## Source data
------------------------------

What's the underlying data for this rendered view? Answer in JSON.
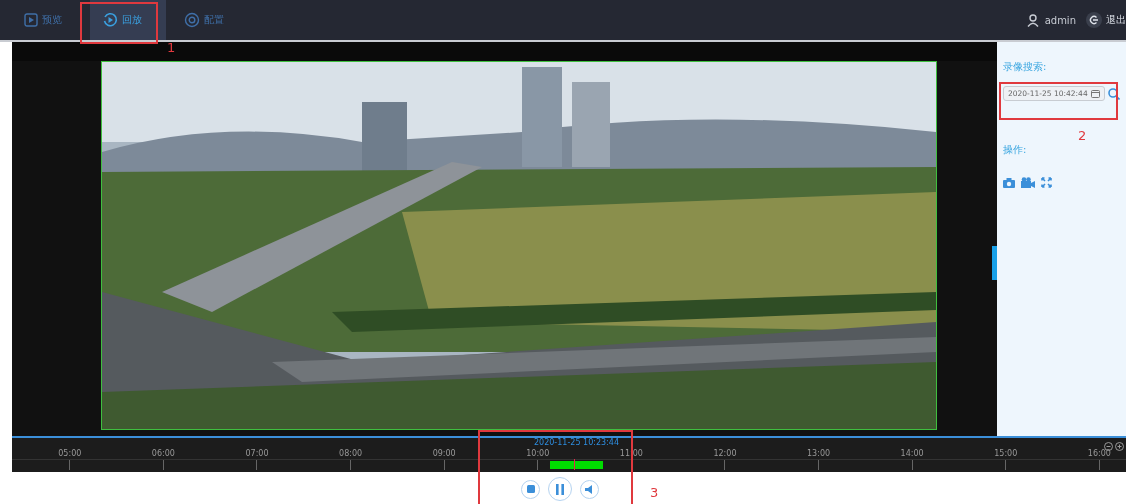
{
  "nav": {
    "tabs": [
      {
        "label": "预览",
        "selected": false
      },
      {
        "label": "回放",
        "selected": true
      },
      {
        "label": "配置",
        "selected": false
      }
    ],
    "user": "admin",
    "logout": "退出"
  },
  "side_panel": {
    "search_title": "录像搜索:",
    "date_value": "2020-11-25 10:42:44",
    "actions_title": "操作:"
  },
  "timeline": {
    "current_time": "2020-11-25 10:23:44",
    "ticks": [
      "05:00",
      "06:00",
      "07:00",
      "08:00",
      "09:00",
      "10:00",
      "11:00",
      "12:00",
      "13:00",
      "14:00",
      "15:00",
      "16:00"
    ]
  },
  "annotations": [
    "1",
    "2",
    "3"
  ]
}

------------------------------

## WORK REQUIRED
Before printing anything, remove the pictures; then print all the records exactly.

## EXERCISE RESPONSE
What's the underlying data for this rendered view? Answer in JSON.
{
  "nav": {
    "tabs": [
      {
        "label": "预览",
        "selected": false
      },
      {
        "label": "回放",
        "selected": true
      },
      {
        "label": "配置",
        "selected": false
      }
    ],
    "user": "admin",
    "logout": "退出"
  },
  "side_panel": {
    "search_title": "录像搜索:",
    "date_value": "2020-11-25 10:42:44",
    "actions_title": "操作:"
  },
  "timeline": {
    "current_time": "2020-11-25 10:23:44",
    "ticks": [
      "05:00",
      "06:00",
      "07:00",
      "08:00",
      "09:00",
      "10:00",
      "11:00",
      "12:00",
      "13:00",
      "14:00",
      "15:00",
      "16:00"
    ]
  },
  "annotations": [
    "1",
    "2",
    "3"
  ]
}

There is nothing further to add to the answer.